- They are deliberately published in a venue where they are guaranteed to never be seen or read by anyone who actually does research in galaxy formation or any other field of astrophysics or cosmology.
- They are deliberately published in a venue where they are guaranteed to receive sub standard peer review. IEEE Transactions is a journal on industrial plasma science and the peer reviewers are all experts in that field, but have zero knowledge or experience in topics relative to the astrophysics of galaxies.
The point is that Peratt does not want his papers to be considered seriously, which is why he deliberately publishes them where they will not be seen by the community of relevant astrophysicists.
Where you publish is as important as what you publish. That's a fact of life in the real world, whether anyone particularly likes it or not. Professional scientists rarely have a lot of time to explore journals outside their field, and generally hand pick the few in their field that they will pay attention to, time being highly limited. IEEE Transactions
is where the plasma cosmology people publish because they know they will not have to defend their work from any criticism. This makes it look like they have lots of papers that nobody has ever refuted, and that becomes a clarion call to the fans of PC. If their papers are so bad, why has nobody ever "refuted" them? Well, the answer is that nobody has ever read
them, at least nobody involved seriously in the galaxy business, and that is exactly what Peratt and others intend.
My last position at JPL before retiring was with the Evolution of Galaxies Group. Based on my experience with those astronomers & astrophysicists and their collaborators, I am quite certain that most of them do not even know that the IEEE journal exists at all (I have reviewed papers for the group from astronomy journals that were readily online in our library which they had never heard of, so IEEE is in another universe). Likewise, the European journal Astrophysics and Space Science
is generally ignored by American astronomers because it has a peer review system which allows more speculative papers with a weak basis in theory or observation to be published. Papers in that journal are likely to be ignored by most of the American astronomers I know, and many of the foreign collaborators as well.
There are several journal well known to have higher quality peer review, for example ...
- The Astrophysical Journal
- The Astronomical Journal
- Astronomy and Astrophysics
- Monthly Notices of the Royal Astronomical Society
The first 2 are American journals and the latter 2 are European. There are a number of other journals that are not as heavily read for various reasons, though they are not inferior; i.e., Publications of the Astronomical Society of the Pacific
does not publish much on theoretical topics, but covers instrumentation and data analysis, observational reports and historical perspectives.
in the Zeuzzz list, only Physical Review Letters
is a journal likely to be high on the accepted list for astronomers. And one need only look at the paper (Evolution of Colliding Plasmas
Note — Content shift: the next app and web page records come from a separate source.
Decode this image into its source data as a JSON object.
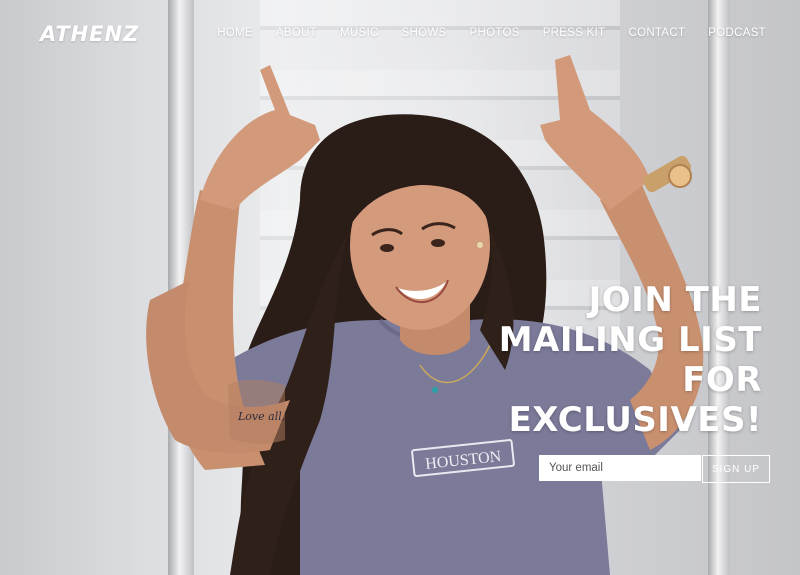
{
  "brand": {
    "logo_text": "ATHENZ"
  },
  "nav": {
    "items": [
      "HOME",
      "ABOUT",
      "MUSIC",
      "SHOWS",
      "PHOTOS",
      "PRESS KIT",
      "CONTACT",
      "PODCAST"
    ]
  },
  "hero": {
    "headline_lines": [
      "JOIN THE",
      "MAILING LIST",
      "FOR",
      "EXCLUSIVES!"
    ],
    "shirt_text": "HOUSTON",
    "tattoo_text": "Love all,"
  },
  "signup": {
    "email_placeholder": "Your email",
    "button_label": "SIGN UP"
  }
}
) to see that it is purely an industrial application paper (there is no mention of galaxies or astronomy or astrophysics or cosmology anywhere in the paper), so why would any astronomer read it anyway?
If Peratt actually intended to seriously introduce a serious plasma model for galaxy formation or morphology, he would never have published them in the venues he chose. He would have published them in a venue where the community of scientists in that field would see them and engage in a real discussion. I think that until he actually does that, then his version of plasma cosmology is nothing going nowhere, and by his own deliberate choice. Lerner has done that (i.e., Scarpa, Falomo & Lerner, 2007
), and he is commonly refuted when he does (i.e., Overzier, et al., 2008
). Evidently, plasma cosmologists prefer to avoid venues where they might actually be required to defend their ideas against competent colleagues or competent reviewers.